TASK. Output all entries exactly; images excluded.
====== TASK INPUTS
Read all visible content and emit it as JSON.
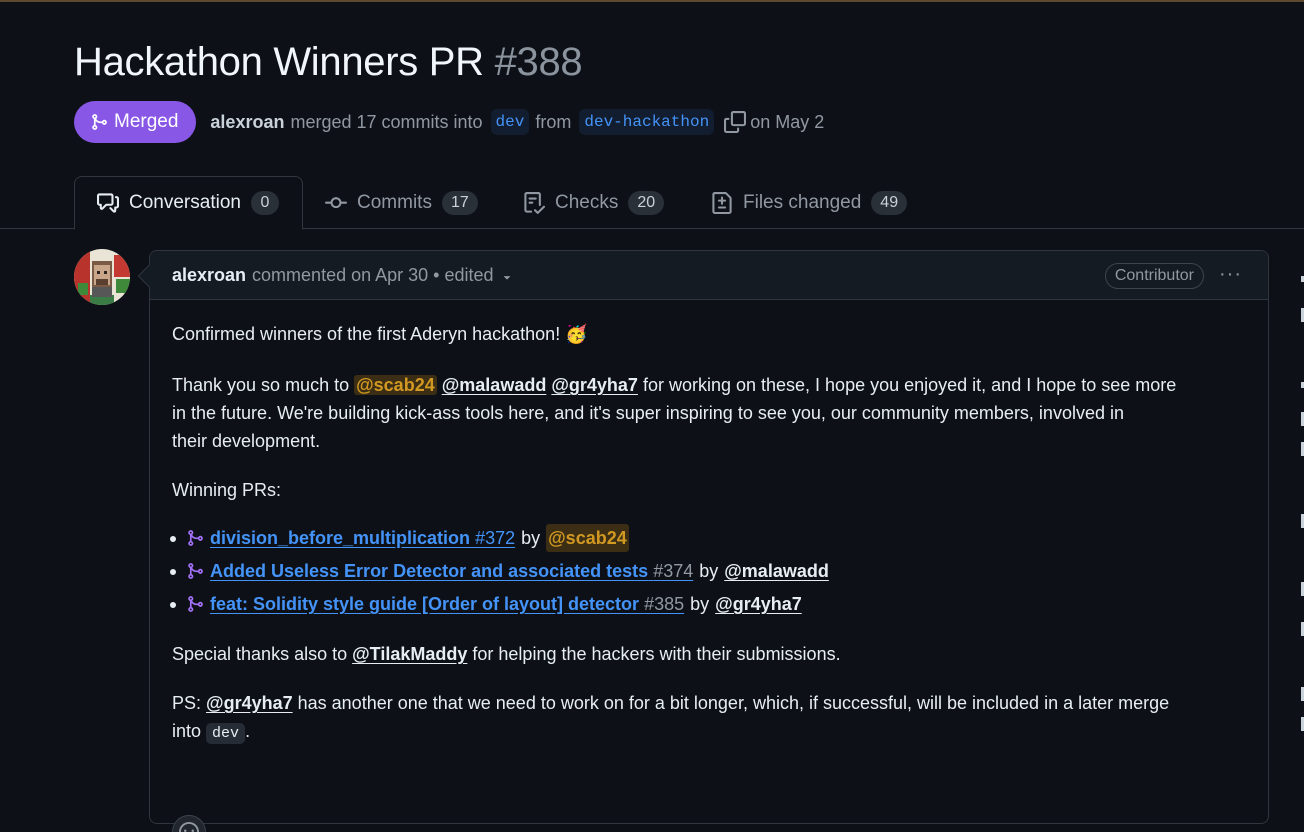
{
  "pr": {
    "title": "Hackathon Winners PR",
    "number": "#388",
    "status": "Merged",
    "author": "alexroan",
    "merge_text": "merged 17 commits into",
    "base_branch": "dev",
    "from_text": "from",
    "head_branch": "dev-hackathon",
    "date_text": "on May 2"
  },
  "tabs": [
    {
      "label": "Conversation",
      "count": "0",
      "icon": "comment-discussion-icon"
    },
    {
      "label": "Commits",
      "count": "17",
      "icon": "git-commit-icon"
    },
    {
      "label": "Checks",
      "count": "20",
      "icon": "checklist-icon"
    },
    {
      "label": "Files changed",
      "count": "49",
      "icon": "file-diff-icon"
    }
  ],
  "comment": {
    "author": "alexroan",
    "meta": "commented on Apr 30 • edited",
    "role_badge": "Contributor",
    "line1": "Confirmed winners of the first Aderyn hackathon! 🥳",
    "thanks": {
      "prefix": "Thank you so much to",
      "m1": "@scab24",
      "m2": "@malawadd",
      "m3": "@gr4yha7",
      "suffix_line1": "for working on these, I hope you enjoyed it, and I hope to see more",
      "line2": "in the future. We're building kick-ass tools here, and it's super inspiring to see you, our community members, involved in",
      "line3": "their development."
    },
    "winning_label": "Winning PRs:",
    "prs": [
      {
        "title": "division_before_multiplication",
        "number": "#372",
        "by": "by",
        "user": "@scab24"
      },
      {
        "title": "Added Useless Error Detector and associated tests",
        "number": "#374",
        "by": "by",
        "user": "@malawadd"
      },
      {
        "title": "feat: Solidity style guide [Order of layout] detector",
        "number": "#385",
        "by": "by",
        "user": "@gr4yha7"
      }
    ],
    "special": {
      "prefix": "Special thanks also to",
      "user": "@TilakMaddy",
      "suffix": "for helping the hackers with their submissions."
    },
    "ps": {
      "prefix": "PS:",
      "user": "@gr4yha7",
      "line1": "has another one that we need to work on for a bit longer, which, if successful, will be included in a later merge",
      "line2_prefix": "into",
      "code": "dev",
      "line2_suffix": "."
    }
  },
  "colors": {
    "background": "#0d1117",
    "merged": "#8957e5",
    "link": "#4493f8",
    "mention_highlight": "#d29922"
  }
}
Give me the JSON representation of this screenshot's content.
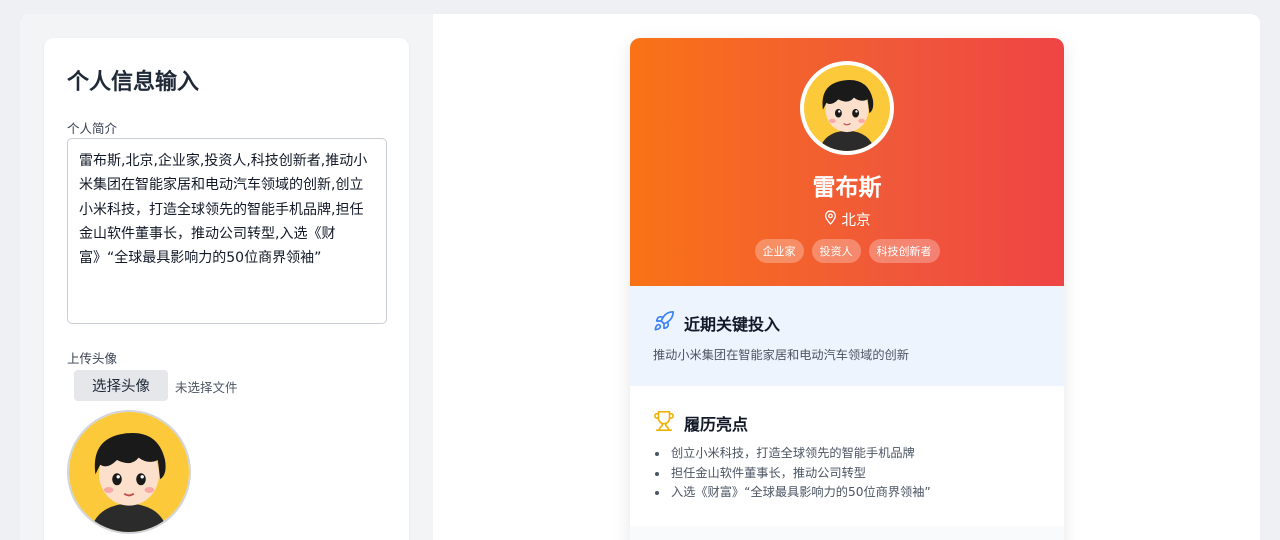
{
  "form": {
    "title": "个人信息输入",
    "bio_label": "个人简介",
    "bio_value": "雷布斯,北京,企业家,投资人,科技创新者,推动小米集团在智能家居和电动汽车领域的创新,创立小米科技，打造全球领先的智能手机品牌,担任金山软件董事长，推动公司转型,入选《财富》“全球最具影响力的50位商界领袖”",
    "avatar_label": "上传头像",
    "choose_button": "选择头像",
    "no_file_text": "未选择文件"
  },
  "profile": {
    "name": "雷布斯",
    "location": "北京",
    "tags": [
      "企业家",
      "投资人",
      "科技创新者"
    ],
    "invest": {
      "title": "近期关键投入",
      "text": "推动小米集团在智能家居和电动汽车领域的创新"
    },
    "history": {
      "title": "履历亮点",
      "items": [
        "创立小米科技，打造全球领先的智能手机品牌",
        "担任金山软件董事长，推动公司转型",
        "入选《财富》“全球最具影响力的50位商界领袖”"
      ]
    }
  },
  "colors": {
    "hero_gradient_start": "#f97316",
    "hero_gradient_end": "#ef4444",
    "invest_bg": "#eef4fd",
    "rocket_icon": "#3b82f6",
    "trophy_icon": "#eab308"
  },
  "icons": {
    "location": "map-pin-icon",
    "invest": "rocket-icon",
    "history": "trophy-icon"
  }
}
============
SOLVED PROBLEM.
Read all visible content and emit it as JSON.
{
  "pr": {
    "title": "Hackathon Winners PR",
    "number": "#388",
    "status": "Merged",
    "author": "alexroan",
    "merge_text": "merged 17 commits into",
    "base_branch": "dev",
    "from_text": "from",
    "head_branch": "dev-hackathon",
    "date_text": "on May 2"
  },
  "tabs": [
    {
      "label": "Conversation",
      "count": "0",
      "icon": "comment-discussion-icon"
    },
    {
      "label": "Commits",
      "count": "17",
      "icon": "git-commit-icon"
    },
    {
      "label": "Checks",
      "count": "20",
      "icon": "checklist-icon"
    },
    {
      "label": "Files changed",
      "count": "49",
      "icon": "file-diff-icon"
    }
  ],
  "comment": {
    "author": "alexroan",
    "meta": "commented on Apr 30 • edited",
    "role_badge": "Contributor",
    "line1": "Confirmed winners of the first Aderyn hackathon! 🥳",
    "thanks": {
      "prefix": "Thank you so much to",
      "m1": "@scab24",
      "m2": "@malawadd",
      "m3": "@gr4yha7",
      "suffix_line1": "for working on these, I hope you enjoyed it, and I hope to see more",
      "line2": "in the future. We're building kick-ass tools here, and it's super inspiring to see you, our community members, involved in",
      "line3": "their development."
    },
    "winning_label": "Winning PRs:",
    "prs": [
      {
        "title": "division_before_multiplication",
        "number": "#372",
        "by": "by",
        "user": "@scab24"
      },
      {
        "title": "Added Useless Error Detector and associated tests",
        "number": "#374",
        "by": "by",
        "user": "@malawadd"
      },
      {
        "title": "feat: Solidity style guide [Order of layout] detector",
        "number": "#385",
        "by": "by",
        "user": "@gr4yha7"
      }
    ],
    "special": {
      "prefix": "Special thanks also to",
      "user": "@TilakMaddy",
      "suffix": "for helping the hackers with their submissions."
    },
    "ps": {
      "prefix": "PS:",
      "user": "@gr4yha7",
      "line1": "has another one that we need to work on for a bit longer, which, if successful, will be included in a later merge",
      "line2_prefix": "into",
      "code": "dev",
      "line2_suffix": "."
    }
  },
  "colors": {
    "background": "#0d1117",
    "merged": "#8957e5",
    "link": "#4493f8",
    "mention_highlight": "#d29922"
  }
}
Give me the JSON representation of this screenshot's content.
{
  "form": {
    "title": "个人信息输入",
    "bio_label": "个人简介",
    "bio_value": "雷布斯,北京,企业家,投资人,科技创新者,推动小米集团在智能家居和电动汽车领域的创新,创立小米科技，打造全球领先的智能手机品牌,担任金山软件董事长，推动公司转型,入选《财富》“全球最具影响力的50位商界领袖”",
    "avatar_label": "上传头像",
    "choose_button": "选择头像",
    "no_file_text": "未选择文件"
  },
  "profile": {
    "name": "雷布斯",
    "location": "北京",
    "tags": [
      "企业家",
      "投资人",
      "科技创新者"
    ],
    "invest": {
      "title": "近期关键投入",
      "text": "推动小米集团在智能家居和电动汽车领域的创新"
    },
    "history": {
      "title": "履历亮点",
      "items": [
        "创立小米科技，打造全球领先的智能手机品牌",
        "担任金山软件董事长，推动公司转型",
        "入选《财富》“全球最具影响力的50位商界领袖”"
      ]
    }
  },
  "colors": {
    "hero_gradient_start": "#f97316",
    "hero_gradient_end": "#ef4444",
    "invest_bg": "#eef4fd",
    "rocket_icon": "#3b82f6",
    "trophy_icon": "#eab308"
  },
  "icons": {
    "location": "map-pin-icon",
    "invest": "rocket-icon",
    "history": "trophy-icon"
  }
}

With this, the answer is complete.